Huge loss

The results for the March quarter show that Sibanye has a valid argument about the profitability of its SA gold mining operations.

The gold operations reported income of R884 643 per kilogram of gold sold during the quarter ending December 2021, and all-in sustainable cost of R833 848 per kilogram. That leaves little profit, but enough as it produced eight tons of gold.

Production fell to less than 4.3 tons of gold in March, with the result that unit costs increased to R1.18 million per kilogram of gold produced.
Sibanye lost out on the benefit of the average gold price increasing to R916 351 during the quarter.

Performance of platinum operations 

Meanwhile, the company’s platinum operations benefitted from uninterrupted production, higher platinum group metal prices, and good cost control. The platinum operations in SA and the US carried Sibanye-Stillwater.

“The strategic benefits of the group’s growth and diversification are evident in the solid financial performance delivered for the quarter,” remarked management in its review of the results for the quarter.

Total adjusted earnings before interest, tax, depreciation and amortisation (Ebitda) were even slightly better at R13.7 billion for the quarter after netting off the gold losses against the improved platinum profits.

“Restrictions relating to Covid-19 have reduced significantly in most of the world with the chip shortage affecting global auto production during 2021 alleviating during the quarter,” says management.
“The continued pursuit of a zero Covid strategy in China and the conflict in Ukraine, combined with the economic sanctions imposed on Russia, have, however, heightened economic uncertainty, resulting in significant commodity price volatility.”

So far, the environment has been good for platinum producers.

Sibanye-Stillwater notes that on an annualised basis, first quarter adjusted Ebitda equates to approximately R55 billion, well above the R49.4 billion of 2020 and not far short of the record of R68.6 billion for 2021.

Meanwhile the rand has decreased, with a benefit to profitability. The rand averaged R15.22 per dollar in the three months to end March, but declined to R16 per dollar last week. However, higher metal prices and a weaker currency are only beneficial if strikers return to work.

Share price

Shareholders are probably furious. The Sibanye-Stillwater share price fell by some 37% from above R75 at the beginning of March to the current R47.75 per share. It is not much higher than the low of R45 in September 2021.

In comparison, AngoGold Ashanti is more or less at the same level as at the beginning of March – less than 6% down at R310 compared to R330. The share is still well ahead of the low of R216 of September 2021.

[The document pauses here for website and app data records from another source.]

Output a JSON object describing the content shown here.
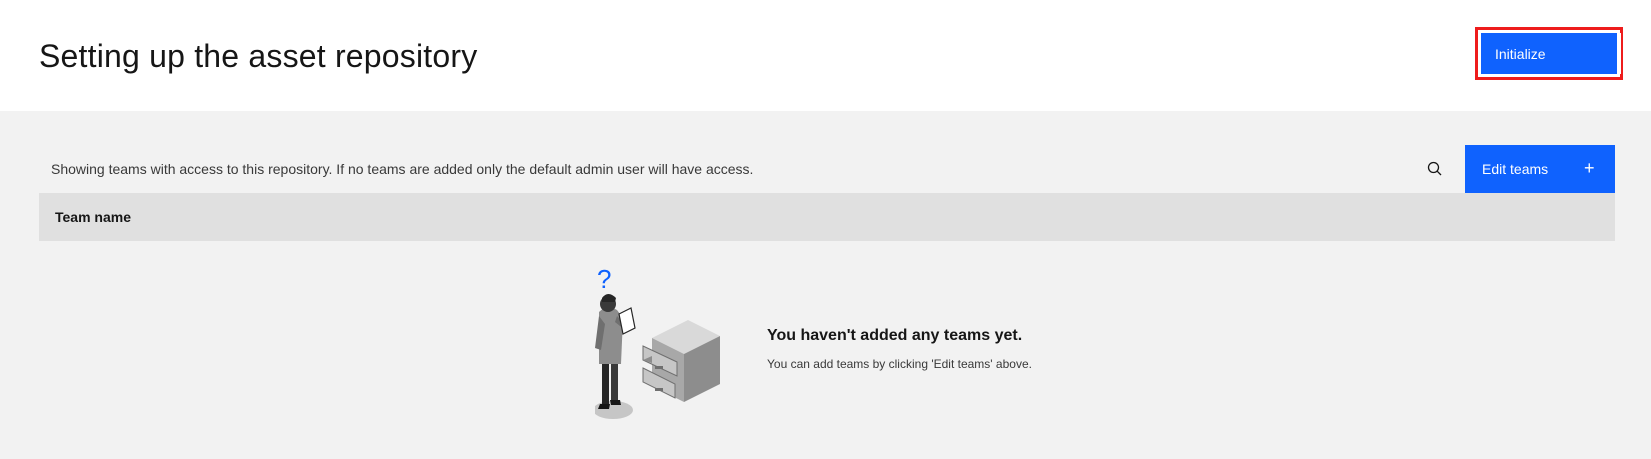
{
  "header": {
    "title": "Setting up the asset repository",
    "initialize_label": "Initialize"
  },
  "toolbar": {
    "description": "Showing teams with access to this repository. If no teams are added only the default admin user will have access.",
    "search_icon": "search-icon",
    "edit_teams_label": "Edit teams",
    "plus_icon": "+"
  },
  "table": {
    "columns": [
      "Team name"
    ]
  },
  "empty_state": {
    "question_mark": "?",
    "title": "You haven't added any teams yet.",
    "subtitle": "You can add teams by clicking 'Edit teams' above."
  },
  "colors": {
    "primary": "#0f62fe",
    "highlight_border": "#ee1c1c",
    "header_bg": "#ffffff",
    "page_bg": "#f2f2f2",
    "table_header_bg": "#e0e0e0"
  }
}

It is sad. Sibanye stepped in and bought all the SA gold mines when the mining houses of old had enough in an environment that sceptical investors will describe as toxic. They acquired rich mines like Kloof and Driefontein from Gold Fields and the then fairly new Beatrix from Gencor, and saved thousands of jobs.

As things are going now, the sellers (and sceptics) are being proven right.

Talks between the company and the unions representing striking workers continue on Monday, and one can only hope that they reach an agreement.